“And therefore, thank God, good people did not do nothing, but all around took the side of the political prisoner of our day and have supported us and our families. As before, among my people a large, active group of activists, journalists, human rights defenders and observers has formed, reacting to lawlessness and continuing the non-violent struggle for our rights….”
Memedeminov ended by stressing the need for his journalist colleagues to pay particular attention to the question of Crimea and persecution of the population and of activists on ethnic and religious grounds, as well as on professional grounds in the case of journalists and human rights defenders. Memedeminov is one of 10 civic journalists whom Russia has imprisoned, and the others are facing sentences of up to 20 years on totally fabricated and flawed charges (details here).
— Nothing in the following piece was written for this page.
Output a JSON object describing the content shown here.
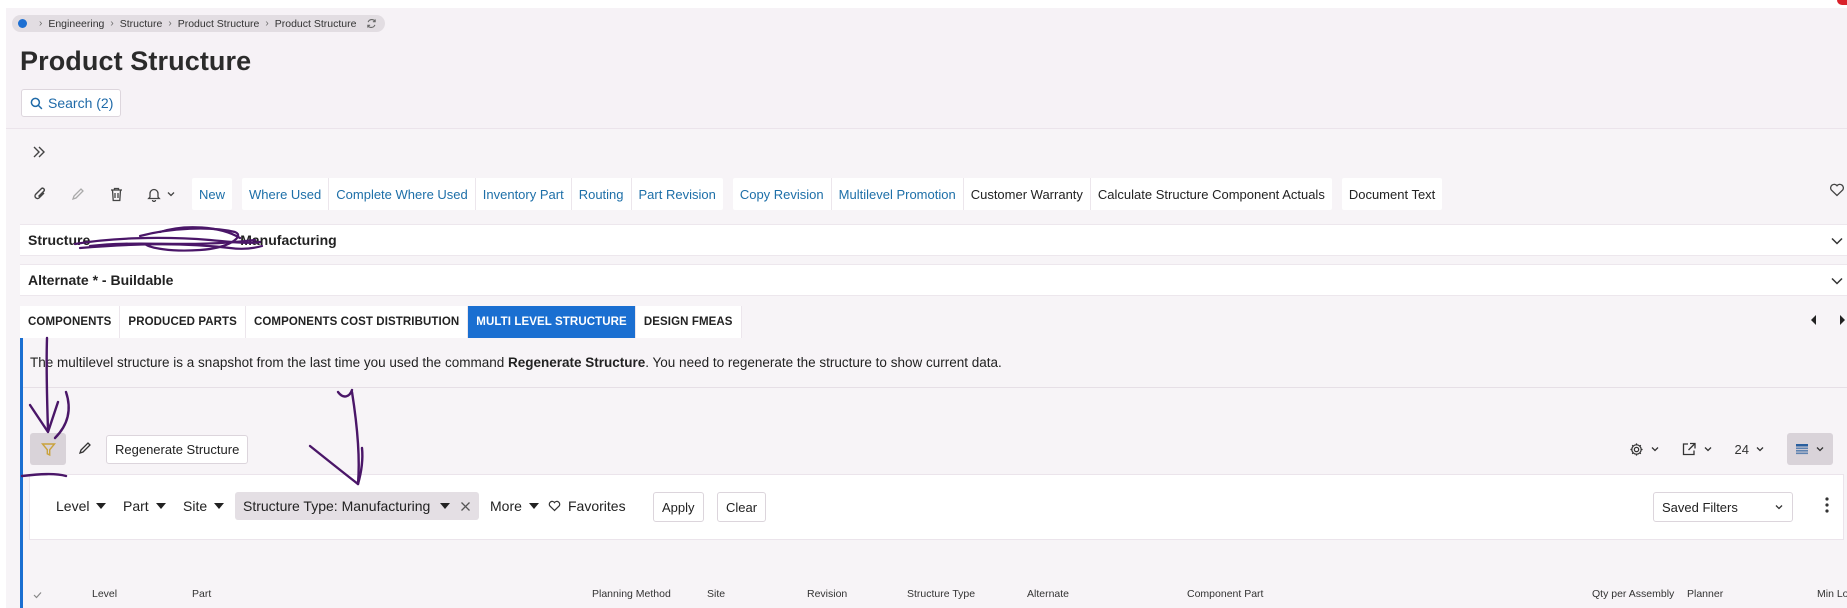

Armed and masked men burst into Memedeminov’s home on 22 March 2018, used foul language and gratuitous force and forced Memedeminov to the floor in front of his three terrified children. He was taken away and has been imprisoned since although, as mentioned, the charges against him pertained only to three YouTube video clips, two of which were from 2013.
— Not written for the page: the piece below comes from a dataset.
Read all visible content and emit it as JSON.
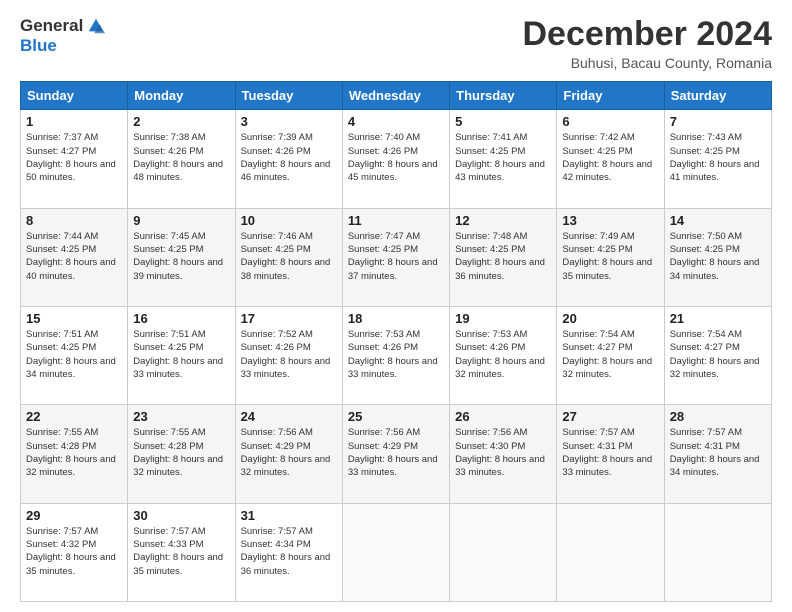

The FSB claimed that these videos contained ‘public calls to carry out terrorist activities, public justification of terrorism or propaganda of terrorism via the Internet’ (Article 205.2 § 2 of Russia’s criminal code).
This was and remains nonsense. In the video posted on 7 June 2013, Memedeminov pointed to a gathering of Hizb ut-Tahrir followers behind him, explaining the essentially theological aspects of Muslim faith that would be discussed. Hizb ut-Tahrir is a peaceful pan-Islamist movement which is legal in Ukraine, and this meeting was, even Russia would not deny, taking place on Ukrainian territory. Russia is the only country in the world to have declared Hizb ut-Tahrir ‘terrorist’ and has never provided any good grounds. Since 2014, it has been using ‘terrorism’ charges for political trials and imprisonment, including in occupied Crimea.
The second video was from 10 October 2013, It is called ‘Protest gathering instead of a conference’ and reports that people planning to take part in a Hizb ut-Tahrir were not allowed into the Ukrainian Theatre in Simferopol, There are no calls to anything in the video, let alone to violence or ‘terrorism’.
In the one video that post-dates Russia’s illegal annexation of Crimea, from 25 March 2014, Memedeminov speaks in English, expressing support for victims of persecution in Central Africa. The FSB’s charges this time had to do with a flag on the wall behind Memedeminov and some other Muslims, which the FSB’s highly questionable ‘experts’ claimed to be from Hizb ut-Tahrir.
The real motive for the prosecution was scarcely concealed. Memedeminov is a civic journalist and one of the first people to have systematically reported on politically-motivated trials in occupied Crimea. He was the media coordinator for the civic initiative Crimean Solidarity which has come under sustained attack for its unwillingness to be silent about repression.
PLEASE write to Nariman Memedeminov!It is important for him to know that he is not forgotten, and for Moscow to understand that it is being watched.
Letters need to be in Russian. If that is not a problem, please do remember that the letters will be seen by a censor and avoid anything obviously ‘political’ or linked with this case, or other cases of persecution. If it is a problem, the sample letter below could be simply written out, maybe with photos or pictures.
Желаю Вам здоровья, мужества и терпения, надеюсь на скорое освобождение.
Мы о Вас помним.
[Hello, I wish you good health, courage and patience and hope that you will soon be released. You are not forgotten.
РФ, 344022 Ростовская область, Ростов-на-Дону, ул. Горького д. 219 СИЗО-1
Мемедеминову Нариману Ибраимовичу 1983 г. р.
[English] Russian Federation, 344022 Rostov oblast, Rostov-on-Don, SIZO No. 1
Memedeminov, Nariman Ibraimovych, b. 1983